====== Given entries

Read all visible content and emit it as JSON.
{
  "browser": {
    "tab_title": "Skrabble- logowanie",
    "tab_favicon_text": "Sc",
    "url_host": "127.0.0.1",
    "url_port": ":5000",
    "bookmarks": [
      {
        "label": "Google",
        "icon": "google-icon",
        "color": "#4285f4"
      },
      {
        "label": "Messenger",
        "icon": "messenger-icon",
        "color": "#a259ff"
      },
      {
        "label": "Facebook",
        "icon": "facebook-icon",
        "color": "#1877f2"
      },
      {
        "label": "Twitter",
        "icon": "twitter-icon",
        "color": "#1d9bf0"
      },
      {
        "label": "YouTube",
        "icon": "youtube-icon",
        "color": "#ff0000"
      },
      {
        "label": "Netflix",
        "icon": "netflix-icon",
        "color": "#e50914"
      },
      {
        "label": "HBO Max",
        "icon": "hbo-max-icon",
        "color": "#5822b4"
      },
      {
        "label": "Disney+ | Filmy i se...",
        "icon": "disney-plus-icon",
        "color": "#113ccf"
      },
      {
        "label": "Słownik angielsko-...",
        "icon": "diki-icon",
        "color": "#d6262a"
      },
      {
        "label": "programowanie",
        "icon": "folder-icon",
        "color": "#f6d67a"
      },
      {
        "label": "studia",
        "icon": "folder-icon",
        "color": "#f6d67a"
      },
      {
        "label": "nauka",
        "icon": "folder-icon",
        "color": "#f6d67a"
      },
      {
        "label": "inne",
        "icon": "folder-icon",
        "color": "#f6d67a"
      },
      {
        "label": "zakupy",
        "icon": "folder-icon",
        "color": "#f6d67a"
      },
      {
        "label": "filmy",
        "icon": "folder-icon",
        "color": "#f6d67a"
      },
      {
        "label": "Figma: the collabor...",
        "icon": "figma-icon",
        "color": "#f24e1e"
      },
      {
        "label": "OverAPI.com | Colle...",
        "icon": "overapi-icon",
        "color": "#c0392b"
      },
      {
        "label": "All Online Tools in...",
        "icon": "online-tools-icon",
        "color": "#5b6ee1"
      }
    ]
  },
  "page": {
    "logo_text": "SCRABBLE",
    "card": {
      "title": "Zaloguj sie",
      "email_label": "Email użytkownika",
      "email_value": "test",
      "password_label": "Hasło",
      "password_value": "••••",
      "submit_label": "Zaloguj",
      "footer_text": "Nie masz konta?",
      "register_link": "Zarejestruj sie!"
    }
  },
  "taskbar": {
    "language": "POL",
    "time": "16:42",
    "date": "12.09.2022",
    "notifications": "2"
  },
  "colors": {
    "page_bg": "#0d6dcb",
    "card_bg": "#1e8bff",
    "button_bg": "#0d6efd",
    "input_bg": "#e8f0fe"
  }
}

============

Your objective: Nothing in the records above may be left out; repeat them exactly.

Exercise answer:
Read all visible content and emit it as JSON.
{
  "browser": {
    "tab_title": "Skrabble- logowanie",
    "tab_favicon_text": "Sc",
    "url_host": "127.0.0.1",
    "url_port": ":5000",
    "bookmarks": [
      {
        "label": "Google",
        "icon": "google-icon",
        "color": "#4285f4"
      },
      {
        "label": "Messenger",
        "icon": "messenger-icon",
        "color": "#a259ff"
      },
      {
        "label": "Facebook",
        "icon": "facebook-icon",
        "color": "#1877f2"
      },
      {
        "label": "Twitter",
        "icon": "twitter-icon",
        "color": "#1d9bf0"
      },
      {
        "label": "YouTube",
        "icon": "youtube-icon",
        "color": "#ff0000"
      },
      {
        "label": "Netflix",
        "icon": "netflix-icon",
        "color": "#e50914"
      },
      {
        "label": "HBO Max",
        "icon": "hbo-max-icon",
        "color": "#5822b4"
      },
      {
        "label": "Disney+ | Filmy i se...",
        "icon": "disney-plus-icon",
        "color": "#113ccf"
      },
      {
        "label": "Słownik angielsko-...",
        "icon": "diki-icon",
        "color": "#d6262a"
      },
      {
        "label": "programowanie",
        "icon": "folder-icon",
        "color": "#f6d67a"
      },
      {
        "label": "studia",
        "icon": "folder-icon",
        "color": "#f6d67a"
      },
      {
        "label": "nauka",
        "icon": "folder-icon",
        "color": "#f6d67a"
      },
      {
        "label": "inne",
        "icon": "folder-icon",
        "color": "#f6d67a"
      },
      {
        "label": "zakupy",
        "icon": "folder-icon",
        "color": "#f6d67a"
      },
      {
        "label": "filmy",
        "icon": "folder-icon",
        "color": "#f6d67a"
      },
      {
        "label": "Figma: the collabor...",
        "icon": "figma-icon",
        "color": "#f24e1e"
      },
      {
        "label": "OverAPI.com | Colle...",
        "icon": "overapi-icon",
        "color": "#c0392b"
      },
      {
        "label": "All Online Tools in...",
        "icon": "online-tools-icon",
        "color": "#5b6ee1"
      }
    ]
  },
  "page": {
    "logo_text": "SCRABBLE",
    "card": {
      "title": "Zaloguj sie",
      "email_label": "Email użytkownika",
      "email_value": "test",
      "password_label": "Hasło",
      "password_value": "••••",
      "submit_label": "Zaloguj",
      "footer_text": "Nie masz konta?",
      "register_link": "Zarejestruj sie!"
    }
  },
  "taskbar": {
    "language": "POL",
    "time": "16:42",
    "date": "12.09.2022",
    "notifications": "2"
  },
  "colors": {
    "page_bg": "#0d6dcb",
    "card_bg": "#1e8bff",
    "button_bg": "#0d6efd",
    "input_bg": "#e8f0fe"
  }
}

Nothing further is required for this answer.